═══ EXERCISE INPUTS

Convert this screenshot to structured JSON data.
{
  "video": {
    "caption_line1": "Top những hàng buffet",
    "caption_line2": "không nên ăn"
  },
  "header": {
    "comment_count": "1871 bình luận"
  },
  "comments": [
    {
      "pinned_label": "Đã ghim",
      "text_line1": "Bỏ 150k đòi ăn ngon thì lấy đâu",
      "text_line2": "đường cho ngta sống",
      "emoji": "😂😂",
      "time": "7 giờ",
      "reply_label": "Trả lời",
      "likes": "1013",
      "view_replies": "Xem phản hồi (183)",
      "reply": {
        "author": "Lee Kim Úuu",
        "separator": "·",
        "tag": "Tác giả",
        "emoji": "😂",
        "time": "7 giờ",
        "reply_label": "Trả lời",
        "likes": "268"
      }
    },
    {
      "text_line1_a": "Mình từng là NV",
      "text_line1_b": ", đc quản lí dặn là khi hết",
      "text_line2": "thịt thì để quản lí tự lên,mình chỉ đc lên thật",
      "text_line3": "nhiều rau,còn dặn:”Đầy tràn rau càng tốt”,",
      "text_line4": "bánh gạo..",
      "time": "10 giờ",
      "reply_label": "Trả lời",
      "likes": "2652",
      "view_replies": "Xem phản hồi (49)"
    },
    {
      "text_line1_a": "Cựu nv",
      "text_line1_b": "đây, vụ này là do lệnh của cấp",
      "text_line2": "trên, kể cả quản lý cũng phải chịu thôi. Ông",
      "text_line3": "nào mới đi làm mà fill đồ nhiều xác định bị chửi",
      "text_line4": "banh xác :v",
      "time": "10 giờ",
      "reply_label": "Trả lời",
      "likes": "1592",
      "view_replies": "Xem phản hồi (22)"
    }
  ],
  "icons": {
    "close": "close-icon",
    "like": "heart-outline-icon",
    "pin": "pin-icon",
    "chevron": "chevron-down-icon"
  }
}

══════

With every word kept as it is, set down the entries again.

Convert this screenshot to structured JSON data.
{
  "video": {
    "caption_line1": "Top những hàng buffet",
    "caption_line2": "không nên ăn"
  },
  "header": {
    "comment_count": "1871 bình luận"
  },
  "comments": [
    {
      "pinned_label": "Đã ghim",
      "text_line1": "Bỏ 150k đòi ăn ngon thì lấy đâu",
      "text_line2": "đường cho ngta sống",
      "emoji": "😂😂",
      "time": "7 giờ",
      "reply_label": "Trả lời",
      "likes": "1013",
      "view_replies": "Xem phản hồi (183)",
      "reply": {
        "author": "Lee Kim Úuu",
        "separator": "·",
        "tag": "Tác giả",
        "emoji": "😂",
        "time": "7 giờ",
        "reply_label": "Trả lời",
        "likes": "268"
      }
    },
    {
      "text_line1_a": "Mình từng là NV",
      "text_line1_b": ", đc quản lí dặn là khi hết",
      "text_line2": "thịt thì để quản lí tự lên,mình chỉ đc lên thật",
      "text_line3": "nhiều rau,còn dặn:”Đầy tràn rau càng tốt”,",
      "text_line4": "bánh gạo..",
      "time": "10 giờ",
      "reply_label": "Trả lời",
      "likes": "2652",
      "view_replies": "Xem phản hồi (49)"
    },
    {
      "text_line1_a": "Cựu nv",
      "text_line1_b": "đây, vụ này là do lệnh của cấp",
      "text_line2": "trên, kể cả quản lý cũng phải chịu thôi. Ông",
      "text_line3": "nào mới đi làm mà fill đồ nhiều xác định bị chửi",
      "text_line4": "banh xác :v",
      "time": "10 giờ",
      "reply_label": "Trả lời",
      "likes": "1592",
      "view_replies": "Xem phản hồi (22)"
    }
  ],
  "icons": {
    "close": "close-icon",
    "like": "heart-outline-icon",
    "pin": "pin-icon",
    "chevron": "chevron-down-icon"
  }
}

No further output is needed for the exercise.